Marshon Brooks does this a lot. We should stop him. (Photo by Chris Chambers/Getty Images)
Good morning V5ers! I hope you guys are recovering nicely from last night, and are getting ready for today's home game against the Friars of Providence. Game is at noon, and unfortunately this is one of the only non-televised games we will have the rest of the way. It is available on ESPN3.com, and if you are a Bright House subscriber, you can finally watch. If you're stuck at church or at work, Jim Lighthall will be there for you on 1250 WHNZ.
Coach Keno Davis has used the same starting lineup for all 18 games this season, so unless something crazy happens, here is the starting five for the Friars:
PG: 6'2" Soph. Vincent Council (15.0 PTS/6.4 AST/4.3 REB/1.7 STL)
SG: 6'4" Fr. Gerard Coleman (10.4 PTS/2.8 REB/1.6 AST)
G/F: 6'5" Sr. Marshon Brooks (23.2 PTS/8.0 REB/2.2 AST/1.7 STL/1.3 BLK)
PF: 6'9" Fr. Kadeem Batts (6.9 PTS/5.1 REB)
C: 6'9" Soph. Bilal Dixon (6.7 PTS/8.1 REB/2.2 BLK)
Coach Davis has a pretty thin bench, and will repeatedly go to a four-guard set throughout the game. 6'3" sophomore Duke Mondy (7.1 PTS/2.9 REB/1.0 AST/1.9 STL) is the first guy off the bench, and he actually plays more than both Dixon and Batts. 6'1" freshman Bryce Cotton (3.7 PTS/1.6 REB) and 5'9" freshman Dre Evans (1.6 PTS/0.9 REB) are the two players Coach Davis has called on each game this season, although both have only played about 7 minutes each since Big East play began. If both Batts and Dixon get into foul trouble like they did against West Virginia, 7' senior Ray Hall (1.4 PTS/2.1 REB) will get the call to man the post.
(Interjection from Voodoo: I love me some Ray Hall. He looks like a longshoreman, and after watching him rumble and stumble around the Sun Dome last year, he's the only player in the Big East I think I could score on.)
Obviously the main goal for today's game is stopping the duo of Brooks and Council. With the amount of time the Friars spend in four-guard sets, Brooks is routinely matched up against the opposing team's power forward.
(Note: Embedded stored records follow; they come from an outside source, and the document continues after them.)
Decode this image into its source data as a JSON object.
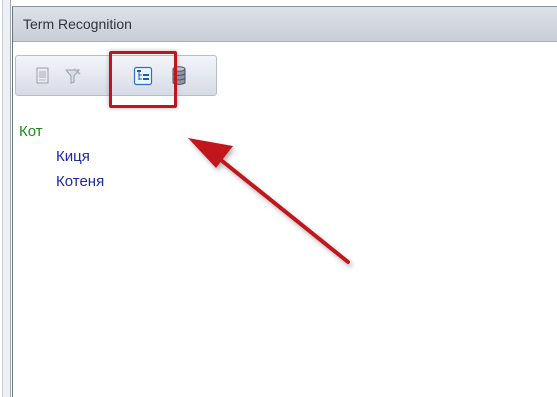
{
  "panel": {
    "title": "Term Recognition"
  },
  "toolbar": {
    "buttons": [
      {
        "icon": "document-icon",
        "state": "disabled"
      },
      {
        "icon": "filter-icon",
        "state": "disabled"
      },
      {
        "icon": "tree-view-icon",
        "state": "active"
      },
      {
        "icon": "database-icon",
        "state": "enabled"
      }
    ]
  },
  "tree": {
    "root": {
      "label": "Кот",
      "color": "#1c8c1c"
    },
    "children": [
      {
        "label": "Киця",
        "color": "#1b2aa8"
      },
      {
        "label": "Котеня",
        "color": "#1b2aa8"
      }
    ]
  },
  "annotation": {
    "highlight_color": "#c0151c",
    "arrow_color": "#c0151c"
  }
}
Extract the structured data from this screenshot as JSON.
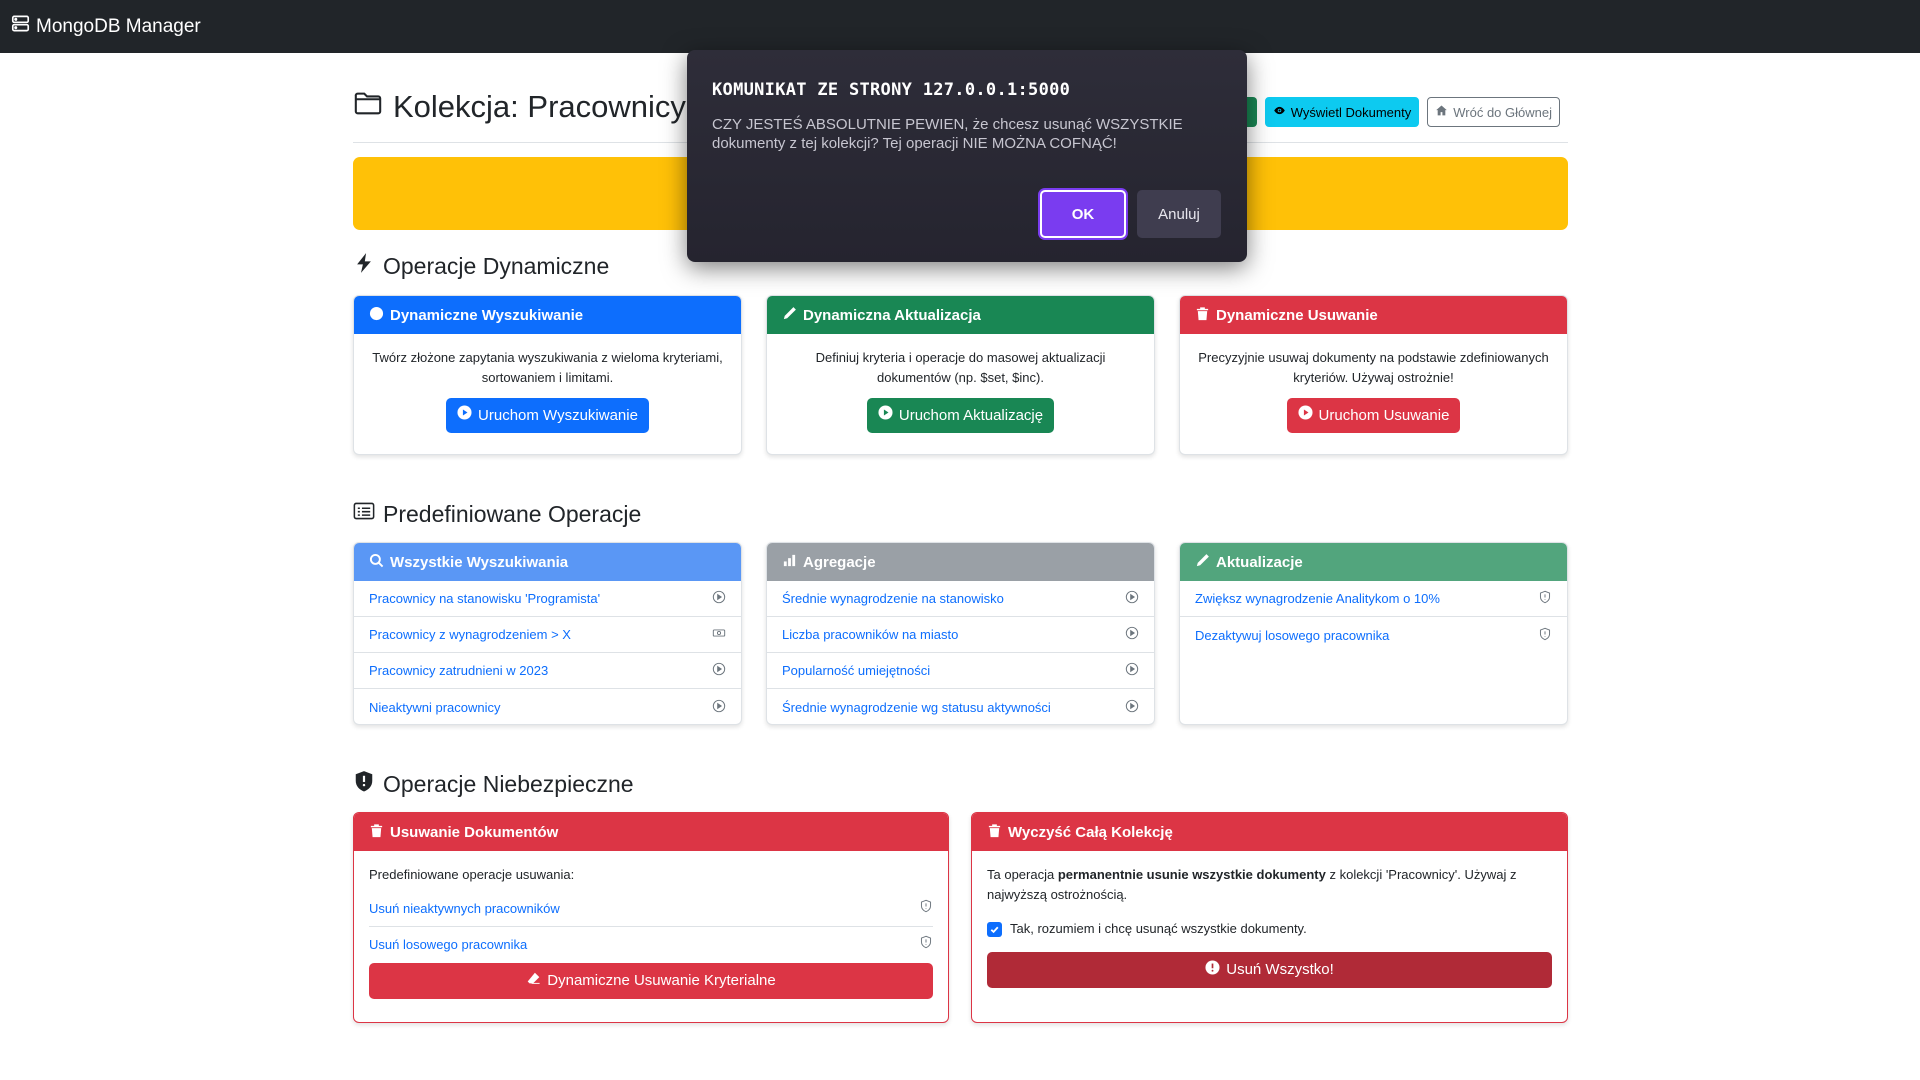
{
  "navbar": {
    "brand": "MongoDB Manager"
  },
  "header": {
    "title": "Kolekcja: Pracownicy",
    "view_docs": "Wyświetl Dokumenty",
    "back_home": "Wróć do Głównej"
  },
  "sections": {
    "dynamic": "Operacje Dynamiczne",
    "predefined": "Predefiniowane Operacje",
    "dangerous": "Operacje Niebezpieczne"
  },
  "dynamic_cards": [
    {
      "title": "Dynamiczne Wyszukiwanie",
      "desc": "Twórz złożone zapytania wyszukiwania z wieloma kryteriami, sortowaniem i limitami.",
      "button": "Uruchom Wyszukiwanie"
    },
    {
      "title": "Dynamiczna Aktualizacja",
      "desc": "Definiuj kryteria i operacje do masowej aktualizacji dokumentów (np. $set, $inc).",
      "button": "Uruchom Aktualizację"
    },
    {
      "title": "Dynamiczne Usuwanie",
      "desc": "Precyzyjnie usuwaj dokumenty na podstawie zdefiniowanych kryteriów. Używaj ostrożnie!",
      "button": "Uruchom Usuwanie"
    }
  ],
  "predefined_cards": [
    {
      "title": "Wszystkie Wyszukiwania",
      "items": [
        "Pracownicy na stanowisku 'Programista'",
        "Pracownicy z wynagrodzeniem > X",
        "Pracownicy zatrudnieni w 2023",
        "Nieaktywni pracownicy"
      ]
    },
    {
      "title": "Agregacje",
      "items": [
        "Średnie wynagrodzenie na stanowisko",
        "Liczba pracowników na miasto",
        "Popularność umiejętności",
        "Średnie wynagrodzenie wg statusu aktywności"
      ]
    },
    {
      "title": "Aktualizacje",
      "items": [
        "Zwiększ wynagrodzenie Analitykom o 10%",
        "Dezaktywuj losowego pracownika"
      ]
    }
  ],
  "delete_docs": {
    "title": "Usuwanie Dokumentów",
    "intro": "Predefiniowane operacje usuwania:",
    "items": [
      "Usuń nieaktywnych pracowników",
      "Usuń losowego pracownika"
    ],
    "button": "Dynamiczne Usuwanie Kryterialne"
  },
  "clear_all": {
    "title": "Wyczyść Całą Kolekcję",
    "text_pre": "Ta operacja ",
    "text_bold": "permanentnie usunie wszystkie dokumenty",
    "text_post": " z kolekcji 'Pracownicy'. Używaj z najwyższą ostrożnością.",
    "confirm": "Tak, rozumiem i chcę usunąć wszystkie dokumenty.",
    "button": "Usuń Wszystko!"
  },
  "dialog": {
    "title": "KOMUNIKAT ZE STRONY 127.0.0.1:5000",
    "message": "CZY JESTEŚ ABSOLUTNIE PEWIEN, że chcesz usunąć WSZYSTKIE dokumenty z tej kolekcji? Tej operacji NIE MOŻNA COFNĄĆ!",
    "ok": "OK",
    "cancel": "Anuluj"
  }
}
Brooks uses his speed to create space between him and his opponent, and he usually finds an open shot. With the team's lack of depth down low, Marshon has to commit to the glass, and even though he's giving up 4 or 5 inches to his opponent, he will still find a way to get 2-3 offensive rebounds a game.
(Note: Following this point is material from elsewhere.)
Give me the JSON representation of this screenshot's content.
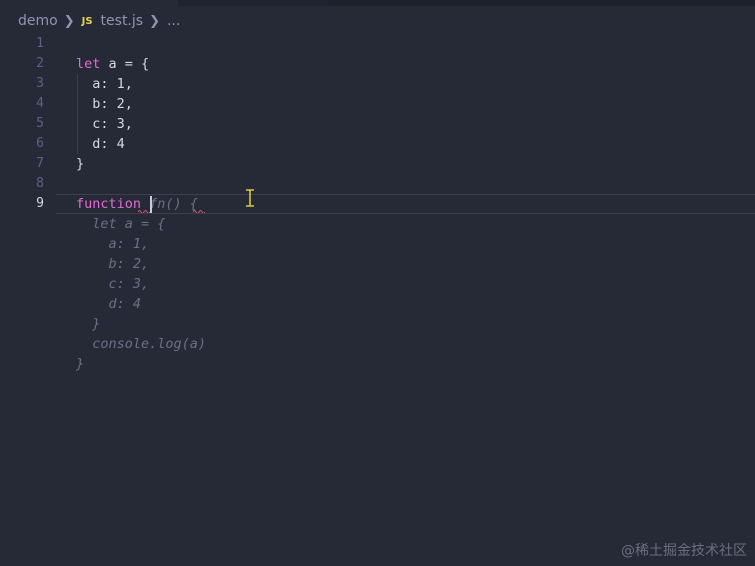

Council has improved his game tremendously since his freshman year, and his connection with Brooks has elevated both of their games. He is a poor 3-point shooter, so he will drive the lane with abandon to find his own shot, or kicks it out to Brooks. He has been turnover prone in Big East play, with only a 1.4 assist-to-turnover ratio, and that could mean some easy baskets for the Bulls.
We know that PC will press and run to force turnovers and create easy baskets for the Friars. Even though they create a decent amount of turnovers, they commit just as many over the course of the season. USF will slow down the tempo and try to control the pace of the game. On offense, we need to do a quality job breaking our press, and passing it to our big men, who will have a huge size advantage in the post. Batts and Dixon are extremely prone to foul trouble, with both averaging over three fouls a game in conference play. Augustus Gilchrist, Jarrid Famous, and Ron Anderson Jr. have all done a fantastic job creating fouls and getting to the line, and I expect the same to happen today.
On defense, I wouldn't be surprised if Heath runs a lot of zone. Providence is a very poor shooting team from deep, only making 30% of their shots, which is insane with all the guards they throw out there. Our main goal will be keeping Marshon Brooks off the score sheet as much as possible, and if they run a box-and-one with Hugh Robertson on Brooks, I'd be OK with that.
After what happened in the Cincinnati game, I will not be giving a prediction for today's contest. If all else fails though, we can always hand the ball of to Toarlyn Fitzpatrick for three.
USF makes historic comeback with Fitzpatrick 3 (via LETHALWEAPONMV)
That video will never get old.